=== What to do ===
In your copy, leave out the pictures and repeat the entries below exactly.

=== Available data ===
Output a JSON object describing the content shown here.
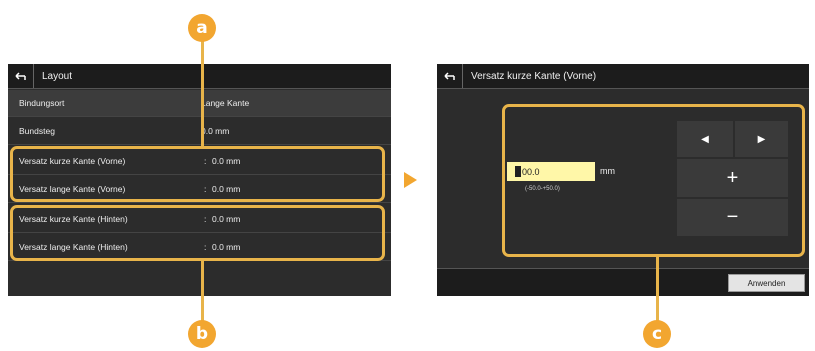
{
  "left_screen": {
    "title": "Layout",
    "rows": [
      {
        "label": "Bindungsort",
        "value": "Lange Kante"
      },
      {
        "label": "Bundsteg",
        "value": "0.0 mm"
      },
      {
        "label": "Versatz kurze Kante (Vorne)",
        "value": "0.0 mm"
      },
      {
        "label": "Versatz lange Kante (Vorne)",
        "value": "0.0 mm"
      },
      {
        "label": "Versatz kurze Kante (Hinten)",
        "value": "0.0 mm"
      },
      {
        "label": "Versatz lange Kante (Hinten)",
        "value": "0.0 mm"
      }
    ],
    "separator": ":"
  },
  "right_screen": {
    "title": "Versatz kurze Kante (Vorne)",
    "input_value": "00.0",
    "unit": "mm",
    "range": "(-50.0-+50.0)",
    "plus_label": "+",
    "minus_label": "−",
    "left_arrow": "◀",
    "right_arrow": "▶",
    "apply_label": "Anwenden"
  },
  "callouts": {
    "a": "a",
    "b": "b",
    "c": "c"
  },
  "colors": {
    "accent": "#f2a630",
    "screen_bg": "#2c2c2c",
    "input_bg": "#fff7a8"
  },
  "icons": {
    "back": "back-arrow-icon",
    "pointer": "triangle-arrow-icon"
  }
}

=== Your response ===
Output a JSON object describing the content shown here.
{
  "left_screen": {
    "title": "Layout",
    "rows": [
      {
        "label": "Bindungsort",
        "value": "Lange Kante"
      },
      {
        "label": "Bundsteg",
        "value": "0.0 mm"
      },
      {
        "label": "Versatz kurze Kante (Vorne)",
        "value": "0.0 mm"
      },
      {
        "label": "Versatz lange Kante (Vorne)",
        "value": "0.0 mm"
      },
      {
        "label": "Versatz kurze Kante (Hinten)",
        "value": "0.0 mm"
      },
      {
        "label": "Versatz lange Kante (Hinten)",
        "value": "0.0 mm"
      }
    ],
    "separator": ":"
  },
  "right_screen": {
    "title": "Versatz kurze Kante (Vorne)",
    "input_value": "00.0",
    "unit": "mm",
    "range": "(-50.0-+50.0)",
    "plus_label": "+",
    "minus_label": "−",
    "left_arrow": "◀",
    "right_arrow": "▶",
    "apply_label": "Anwenden"
  },
  "callouts": {
    "a": "a",
    "b": "b",
    "c": "c"
  },
  "colors": {
    "accent": "#f2a630",
    "screen_bg": "#2c2c2c",
    "input_bg": "#fff7a8"
  },
  "icons": {
    "back": "back-arrow-icon",
    "pointer": "triangle-arrow-icon"
  }
}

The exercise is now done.